▸ **AIM OF THE EXERCISE**
Output all of the data below without changing a word, and exclude the pictures.
━━━ GIVEN DATA
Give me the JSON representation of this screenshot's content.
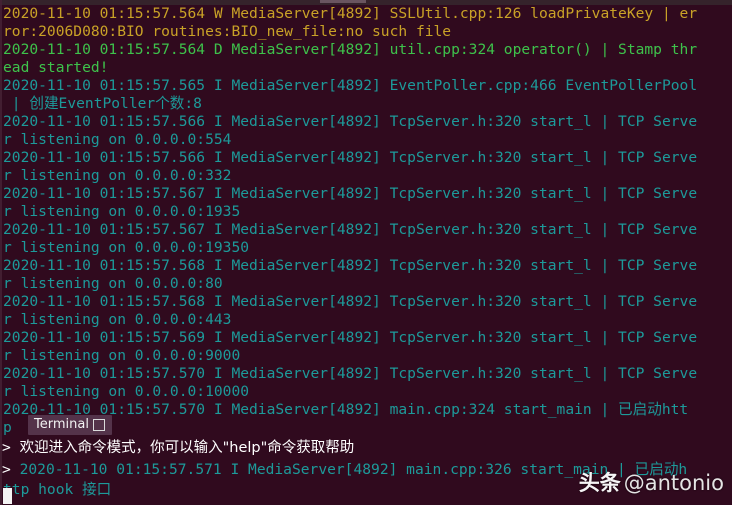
{
  "window": {
    "title": "Terminal",
    "background_color": "#300a1e",
    "top_strip_color": "#35232b"
  },
  "palette": {
    "warn": "#c9a227",
    "debug": "#3ec24b",
    "info": "#1d9a9a",
    "prompt": "#ffffff",
    "background": "#300a1e"
  },
  "overlay": {
    "chip_label": "Terminal"
  },
  "watermark": {
    "cn": "头条",
    "handle": "@antonio"
  },
  "terminal": {
    "lines": [
      {
        "level": "W",
        "color": "warn",
        "text": "2020-11-10 01:15:57.564 W MediaServer[4892] SSLUtil.cpp:126 loadPrivateKey | er"
      },
      {
        "level": "W",
        "color": "warn",
        "text": "ror:2006D080:BIO routines:BIO_new_file:no such file"
      },
      {
        "level": "D",
        "color": "debug",
        "text": "2020-11-10 01:15:57.564 D MediaServer[4892] util.cpp:324 operator() | Stamp thr"
      },
      {
        "level": "D",
        "color": "debug",
        "text": "ead started!"
      },
      {
        "level": "I",
        "color": "info",
        "text": "2020-11-10 01:15:57.565 I MediaServer[4892] EventPoller.cpp:466 EventPollerPool"
      },
      {
        "level": "I",
        "color": "info",
        "text": " | 创建EventPoller个数:8"
      },
      {
        "level": "I",
        "color": "info",
        "text": "2020-11-10 01:15:57.566 I MediaServer[4892] TcpServer.h:320 start_l | TCP Serve"
      },
      {
        "level": "I",
        "color": "info",
        "text": "r listening on 0.0.0.0:554"
      },
      {
        "level": "I",
        "color": "info",
        "text": "2020-11-10 01:15:57.566 I MediaServer[4892] TcpServer.h:320 start_l | TCP Serve"
      },
      {
        "level": "I",
        "color": "info",
        "text": "r listening on 0.0.0.0:332"
      },
      {
        "level": "I",
        "color": "info",
        "text": "2020-11-10 01:15:57.567 I MediaServer[4892] TcpServer.h:320 start_l | TCP Serve"
      },
      {
        "level": "I",
        "color": "info",
        "text": "r listening on 0.0.0.0:1935"
      },
      {
        "level": "I",
        "color": "info",
        "text": "2020-11-10 01:15:57.567 I MediaServer[4892] TcpServer.h:320 start_l | TCP Serve"
      },
      {
        "level": "I",
        "color": "info",
        "text": "r listening on 0.0.0.0:19350"
      },
      {
        "level": "I",
        "color": "info",
        "text": "2020-11-10 01:15:57.568 I MediaServer[4892] TcpServer.h:320 start_l | TCP Serve"
      },
      {
        "level": "I",
        "color": "info",
        "text": "r listening on 0.0.0.0:80"
      },
      {
        "level": "I",
        "color": "info",
        "text": "2020-11-10 01:15:57.568 I MediaServer[4892] TcpServer.h:320 start_l | TCP Serve"
      },
      {
        "level": "I",
        "color": "info",
        "text": "r listening on 0.0.0.0:443"
      },
      {
        "level": "I",
        "color": "info",
        "text": "2020-11-10 01:15:57.569 I MediaServer[4892] TcpServer.h:320 start_l | TCP Serve"
      },
      {
        "level": "I",
        "color": "info",
        "text": "r listening on 0.0.0.0:9000"
      },
      {
        "level": "I",
        "color": "info",
        "text": "2020-11-10 01:15:57.570 I MediaServer[4892] TcpServer.h:320 start_l | TCP Serve"
      },
      {
        "level": "I",
        "color": "info",
        "text": "r listening on 0.0.0.0:10000"
      },
      {
        "level": "I",
        "color": "info",
        "text": "2020-11-10 01:15:57.570 I MediaServer[4892] main.cpp:324 start_main | 已启动htt"
      },
      {
        "level": "I",
        "color": "info",
        "text": "p"
      }
    ],
    "prompt_lines": [
      {
        "marker": ">",
        "style": "cn",
        "text": "欢迎进入命令模式，你可以输入\"help\"命令获取帮助"
      },
      {
        "marker": ">",
        "style": "mono",
        "text": "2020-11-10 01:15:57.571 I MediaServer[4892] main.cpp:326 start_main | 已启动h"
      }
    ],
    "tail_line": "ttp hook 接口",
    "listening_ports": [
      554,
      332,
      1935,
      19350,
      80,
      443,
      9000,
      10000
    ],
    "process_name": "MediaServer",
    "pid": "4892",
    "event_poller_count": "8"
  }
}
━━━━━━
▸ **RESPONSE**
Give me the JSON representation of this screenshot's content.
{
  "window": {
    "title": "Terminal",
    "background_color": "#300a1e",
    "top_strip_color": "#35232b"
  },
  "palette": {
    "warn": "#c9a227",
    "debug": "#3ec24b",
    "info": "#1d9a9a",
    "prompt": "#ffffff",
    "background": "#300a1e"
  },
  "overlay": {
    "chip_label": "Terminal"
  },
  "watermark": {
    "cn": "头条",
    "handle": "@antonio"
  },
  "terminal": {
    "lines": [
      {
        "level": "W",
        "color": "warn",
        "text": "2020-11-10 01:15:57.564 W MediaServer[4892] SSLUtil.cpp:126 loadPrivateKey | er"
      },
      {
        "level": "W",
        "color": "warn",
        "text": "ror:2006D080:BIO routines:BIO_new_file:no such file"
      },
      {
        "level": "D",
        "color": "debug",
        "text": "2020-11-10 01:15:57.564 D MediaServer[4892] util.cpp:324 operator() | Stamp thr"
      },
      {
        "level": "D",
        "color": "debug",
        "text": "ead started!"
      },
      {
        "level": "I",
        "color": "info",
        "text": "2020-11-10 01:15:57.565 I MediaServer[4892] EventPoller.cpp:466 EventPollerPool"
      },
      {
        "level": "I",
        "color": "info",
        "text": " | 创建EventPoller个数:8"
      },
      {
        "level": "I",
        "color": "info",
        "text": "2020-11-10 01:15:57.566 I MediaServer[4892] TcpServer.h:320 start_l | TCP Serve"
      },
      {
        "level": "I",
        "color": "info",
        "text": "r listening on 0.0.0.0:554"
      },
      {
        "level": "I",
        "color": "info",
        "text": "2020-11-10 01:15:57.566 I MediaServer[4892] TcpServer.h:320 start_l | TCP Serve"
      },
      {
        "level": "I",
        "color": "info",
        "text": "r listening on 0.0.0.0:332"
      },
      {
        "level": "I",
        "color": "info",
        "text": "2020-11-10 01:15:57.567 I MediaServer[4892] TcpServer.h:320 start_l | TCP Serve"
      },
      {
        "level": "I",
        "color": "info",
        "text": "r listening on 0.0.0.0:1935"
      },
      {
        "level": "I",
        "color": "info",
        "text": "2020-11-10 01:15:57.567 I MediaServer[4892] TcpServer.h:320 start_l | TCP Serve"
      },
      {
        "level": "I",
        "color": "info",
        "text": "r listening on 0.0.0.0:19350"
      },
      {
        "level": "I",
        "color": "info",
        "text": "2020-11-10 01:15:57.568 I MediaServer[4892] TcpServer.h:320 start_l | TCP Serve"
      },
      {
        "level": "I",
        "color": "info",
        "text": "r listening on 0.0.0.0:80"
      },
      {
        "level": "I",
        "color": "info",
        "text": "2020-11-10 01:15:57.568 I MediaServer[4892] TcpServer.h:320 start_l | TCP Serve"
      },
      {
        "level": "I",
        "color": "info",
        "text": "r listening on 0.0.0.0:443"
      },
      {
        "level": "I",
        "color": "info",
        "text": "2020-11-10 01:15:57.569 I MediaServer[4892] TcpServer.h:320 start_l | TCP Serve"
      },
      {
        "level": "I",
        "color": "info",
        "text": "r listening on 0.0.0.0:9000"
      },
      {
        "level": "I",
        "color": "info",
        "text": "2020-11-10 01:15:57.570 I MediaServer[4892] TcpServer.h:320 start_l | TCP Serve"
      },
      {
        "level": "I",
        "color": "info",
        "text": "r listening on 0.0.0.0:10000"
      },
      {
        "level": "I",
        "color": "info",
        "text": "2020-11-10 01:15:57.570 I MediaServer[4892] main.cpp:324 start_main | 已启动htt"
      },
      {
        "level": "I",
        "color": "info",
        "text": "p"
      }
    ],
    "prompt_lines": [
      {
        "marker": ">",
        "style": "cn",
        "text": "欢迎进入命令模式，你可以输入\"help\"命令获取帮助"
      },
      {
        "marker": ">",
        "style": "mono",
        "text": "2020-11-10 01:15:57.571 I MediaServer[4892] main.cpp:326 start_main | 已启动h"
      }
    ],
    "tail_line": "ttp hook 接口",
    "listening_ports": [
      554,
      332,
      1935,
      19350,
      80,
      443,
      9000,
      10000
    ],
    "process_name": "MediaServer",
    "pid": "4892",
    "event_poller_count": "8"
  }
}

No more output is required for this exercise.